We couldn’t have done the research without the incredible donors that have truly given from their heart. We are so grateful to the generous group of people who support us year after year. It wouldn’t have been possible without each and every one of them.
Nancy, you are known for philanthropy work, but you are also an entrepreneur. You are the owner and designer of jewelry company Peace and Love. How do you find the time to run a business and two foundations?
I love to design and find it such a fun and creative outlet. After 9/11, I was working with Tommy Hilfiger, and we created this idea that “peace and love” would be the theme for Race to Erase MS for that year. This was a design I had always drawn since I was young and loved the beautiful sentiment of intertwining peace and love into beautiful and meaningful jewelry. I created my first Peace and Love jewelry designs that many celebrities wore that year, which really took off. Before I knew it, Saks 5th Avenue picked up my line, national television shows were featuring my product, and the designs were available in retail stores all over the country. A portion of all sales are to benefit the organization.
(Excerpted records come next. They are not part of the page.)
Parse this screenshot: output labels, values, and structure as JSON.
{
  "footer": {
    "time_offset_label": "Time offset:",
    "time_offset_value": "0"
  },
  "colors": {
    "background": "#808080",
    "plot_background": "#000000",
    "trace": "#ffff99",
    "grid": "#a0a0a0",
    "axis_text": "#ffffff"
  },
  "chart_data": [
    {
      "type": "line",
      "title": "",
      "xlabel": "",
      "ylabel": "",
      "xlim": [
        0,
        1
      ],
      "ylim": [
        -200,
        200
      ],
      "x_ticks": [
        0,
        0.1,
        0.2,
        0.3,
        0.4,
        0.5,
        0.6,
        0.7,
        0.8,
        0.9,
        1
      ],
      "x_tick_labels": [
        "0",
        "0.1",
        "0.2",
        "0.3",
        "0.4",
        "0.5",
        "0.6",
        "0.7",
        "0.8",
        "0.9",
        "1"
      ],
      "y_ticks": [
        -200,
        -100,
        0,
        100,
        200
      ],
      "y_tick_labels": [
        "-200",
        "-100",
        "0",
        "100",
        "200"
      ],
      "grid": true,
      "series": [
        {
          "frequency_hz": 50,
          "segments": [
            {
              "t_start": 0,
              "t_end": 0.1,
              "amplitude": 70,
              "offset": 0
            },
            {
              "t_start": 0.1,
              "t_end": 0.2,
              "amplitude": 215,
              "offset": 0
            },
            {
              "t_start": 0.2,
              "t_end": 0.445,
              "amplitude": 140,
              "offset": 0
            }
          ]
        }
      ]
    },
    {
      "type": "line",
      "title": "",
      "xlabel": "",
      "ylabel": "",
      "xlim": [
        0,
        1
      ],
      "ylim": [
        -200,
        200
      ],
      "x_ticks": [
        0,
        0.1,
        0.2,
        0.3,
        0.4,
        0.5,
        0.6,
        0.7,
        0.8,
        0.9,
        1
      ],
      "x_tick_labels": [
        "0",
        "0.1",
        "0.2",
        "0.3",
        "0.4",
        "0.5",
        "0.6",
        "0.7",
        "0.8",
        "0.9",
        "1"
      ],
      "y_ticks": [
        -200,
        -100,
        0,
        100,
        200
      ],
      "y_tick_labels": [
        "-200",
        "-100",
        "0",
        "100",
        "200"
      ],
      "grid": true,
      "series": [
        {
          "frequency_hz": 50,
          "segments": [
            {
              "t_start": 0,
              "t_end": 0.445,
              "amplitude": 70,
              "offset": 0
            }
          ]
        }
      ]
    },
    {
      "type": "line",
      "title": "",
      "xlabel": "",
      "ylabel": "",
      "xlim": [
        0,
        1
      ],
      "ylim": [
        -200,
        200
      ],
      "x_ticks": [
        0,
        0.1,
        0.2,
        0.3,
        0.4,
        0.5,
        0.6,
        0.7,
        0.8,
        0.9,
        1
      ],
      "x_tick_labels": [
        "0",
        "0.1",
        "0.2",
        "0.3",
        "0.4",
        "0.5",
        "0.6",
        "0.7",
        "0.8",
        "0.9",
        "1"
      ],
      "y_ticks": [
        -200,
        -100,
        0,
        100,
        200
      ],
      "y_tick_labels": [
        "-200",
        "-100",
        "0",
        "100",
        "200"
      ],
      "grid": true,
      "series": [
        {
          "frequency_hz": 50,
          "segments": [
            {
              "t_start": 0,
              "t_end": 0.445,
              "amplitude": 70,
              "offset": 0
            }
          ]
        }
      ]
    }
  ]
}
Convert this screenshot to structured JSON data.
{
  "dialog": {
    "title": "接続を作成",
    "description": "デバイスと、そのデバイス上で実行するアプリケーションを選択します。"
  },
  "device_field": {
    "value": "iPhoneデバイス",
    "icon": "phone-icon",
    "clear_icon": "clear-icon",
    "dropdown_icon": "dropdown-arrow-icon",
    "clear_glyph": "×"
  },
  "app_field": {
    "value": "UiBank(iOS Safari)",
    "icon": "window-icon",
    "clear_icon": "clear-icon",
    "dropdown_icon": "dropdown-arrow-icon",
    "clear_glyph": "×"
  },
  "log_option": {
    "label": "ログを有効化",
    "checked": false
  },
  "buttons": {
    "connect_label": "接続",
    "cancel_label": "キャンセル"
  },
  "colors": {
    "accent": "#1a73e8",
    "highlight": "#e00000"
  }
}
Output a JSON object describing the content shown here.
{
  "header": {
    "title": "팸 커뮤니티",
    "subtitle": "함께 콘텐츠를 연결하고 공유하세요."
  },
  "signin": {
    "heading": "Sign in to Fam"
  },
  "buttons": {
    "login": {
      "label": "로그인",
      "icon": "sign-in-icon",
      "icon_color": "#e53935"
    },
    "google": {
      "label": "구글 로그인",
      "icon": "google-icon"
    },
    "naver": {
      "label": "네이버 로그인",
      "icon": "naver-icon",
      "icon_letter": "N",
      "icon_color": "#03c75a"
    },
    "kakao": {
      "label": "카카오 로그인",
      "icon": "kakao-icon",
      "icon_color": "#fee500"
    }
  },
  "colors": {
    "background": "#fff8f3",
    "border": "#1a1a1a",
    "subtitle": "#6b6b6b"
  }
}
How is a day in your life?
A day in my life is very full – I wake up early and go to bed late. Every morning, I thank god that I am alive, have my family, and am able to do what I do each day. I have twin daughters, and I have extreme honor in being their mother. I’m so grateful. I work on both Race to Erase MS and Cure Addition Now daily, and feel so grateful that we are really saving lives. I have many meetings and Zoom calls. I always miss my son, so I take time everyday to look at the sunsets and visit with him in my own special way. I hope he’s proud of this charity that was so important to him.
What is something most people don’t know about you?
One thing that most people don’t know about me is that I’m currently working on my second book, “Just One More Day”. The book deals with grief, and is based on my son’s screenplay he wrote when he was 12-years-old. Jason had started working with Chris Farley on “Beverly Hills Ninja”. When Chris passed away, Jason was devastated and dealt with his grief through writing. After Jason passed away, I found his amazing screenplay, read it again, and thought, “what would I do if I could have my son back for 24 hours? For just one more day”? That would be my dream. And I began writing.
The journey has been extremely healing and I hope it helps to deal with the terrible disease called grief. I’m hoping to release “Just One More Day” to readers in about six months.
Choose two of your favorite quotes and write them here:
“Whether you think you can, or you think you can’t, you’re probably right”
“Lean on me / When you’re not strong / And I’ll be your friend / I’ll help you carry on… / For it won’t be long / Till I’m gonna need / somebody to lean on”
If you had the power to change just one thing in the world, what would it be?
If I had the power to change one thing in this world, it would be to bring my son Jason Davis back. Following that, it would be having the power to save lives in the world of both addiction and MS.
Images credit: Grace Fries